WHAT IS EXPECTED:
Look over the entries below. Report how many lines hold the word "this", and only that.

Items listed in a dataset
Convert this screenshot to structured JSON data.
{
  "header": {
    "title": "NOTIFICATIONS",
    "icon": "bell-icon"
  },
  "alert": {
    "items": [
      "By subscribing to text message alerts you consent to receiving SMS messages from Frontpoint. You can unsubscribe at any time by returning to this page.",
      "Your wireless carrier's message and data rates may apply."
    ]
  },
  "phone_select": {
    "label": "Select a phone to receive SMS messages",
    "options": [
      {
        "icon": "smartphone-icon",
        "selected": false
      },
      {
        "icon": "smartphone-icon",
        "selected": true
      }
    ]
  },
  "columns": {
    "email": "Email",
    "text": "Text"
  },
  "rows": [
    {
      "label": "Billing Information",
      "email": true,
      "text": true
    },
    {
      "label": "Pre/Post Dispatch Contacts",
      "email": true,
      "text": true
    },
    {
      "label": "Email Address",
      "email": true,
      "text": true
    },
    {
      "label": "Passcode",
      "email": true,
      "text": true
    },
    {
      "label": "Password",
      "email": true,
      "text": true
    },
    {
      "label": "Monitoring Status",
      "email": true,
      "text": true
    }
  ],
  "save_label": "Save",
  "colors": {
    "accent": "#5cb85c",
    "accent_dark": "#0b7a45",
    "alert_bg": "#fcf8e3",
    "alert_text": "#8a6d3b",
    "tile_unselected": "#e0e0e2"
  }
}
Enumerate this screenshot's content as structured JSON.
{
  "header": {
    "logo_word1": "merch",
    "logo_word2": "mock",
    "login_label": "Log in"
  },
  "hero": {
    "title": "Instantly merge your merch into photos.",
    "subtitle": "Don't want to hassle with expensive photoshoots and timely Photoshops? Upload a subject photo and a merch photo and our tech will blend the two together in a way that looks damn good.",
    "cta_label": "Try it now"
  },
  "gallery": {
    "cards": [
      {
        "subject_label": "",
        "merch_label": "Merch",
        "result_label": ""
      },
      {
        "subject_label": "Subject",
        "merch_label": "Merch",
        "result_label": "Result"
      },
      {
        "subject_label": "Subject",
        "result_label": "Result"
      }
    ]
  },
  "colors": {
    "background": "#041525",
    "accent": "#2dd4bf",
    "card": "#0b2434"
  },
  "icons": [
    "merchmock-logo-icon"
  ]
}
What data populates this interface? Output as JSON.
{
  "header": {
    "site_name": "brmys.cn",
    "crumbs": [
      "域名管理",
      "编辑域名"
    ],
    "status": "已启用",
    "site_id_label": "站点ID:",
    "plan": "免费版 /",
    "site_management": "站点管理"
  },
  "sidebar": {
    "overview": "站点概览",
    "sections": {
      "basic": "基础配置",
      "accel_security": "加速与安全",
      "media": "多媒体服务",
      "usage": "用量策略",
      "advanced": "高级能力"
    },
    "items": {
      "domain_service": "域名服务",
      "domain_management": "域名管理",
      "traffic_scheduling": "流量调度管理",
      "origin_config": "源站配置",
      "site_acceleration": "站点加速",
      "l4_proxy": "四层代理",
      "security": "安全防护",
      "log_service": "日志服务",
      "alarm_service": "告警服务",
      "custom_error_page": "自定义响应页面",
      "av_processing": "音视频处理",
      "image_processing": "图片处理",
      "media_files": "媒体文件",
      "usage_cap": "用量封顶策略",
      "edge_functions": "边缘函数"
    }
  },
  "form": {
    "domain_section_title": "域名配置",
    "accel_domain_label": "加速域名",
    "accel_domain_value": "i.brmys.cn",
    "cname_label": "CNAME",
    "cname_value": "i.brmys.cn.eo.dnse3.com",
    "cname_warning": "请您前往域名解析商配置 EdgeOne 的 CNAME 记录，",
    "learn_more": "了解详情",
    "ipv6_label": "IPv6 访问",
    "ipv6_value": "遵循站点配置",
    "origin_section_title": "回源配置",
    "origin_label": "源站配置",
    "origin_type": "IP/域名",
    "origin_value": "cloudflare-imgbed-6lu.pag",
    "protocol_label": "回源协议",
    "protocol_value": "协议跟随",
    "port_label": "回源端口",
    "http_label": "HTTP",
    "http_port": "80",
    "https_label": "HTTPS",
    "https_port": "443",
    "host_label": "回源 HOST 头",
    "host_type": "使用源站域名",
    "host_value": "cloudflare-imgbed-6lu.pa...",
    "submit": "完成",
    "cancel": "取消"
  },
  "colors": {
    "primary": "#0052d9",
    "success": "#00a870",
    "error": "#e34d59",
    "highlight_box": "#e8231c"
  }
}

RESULT:
4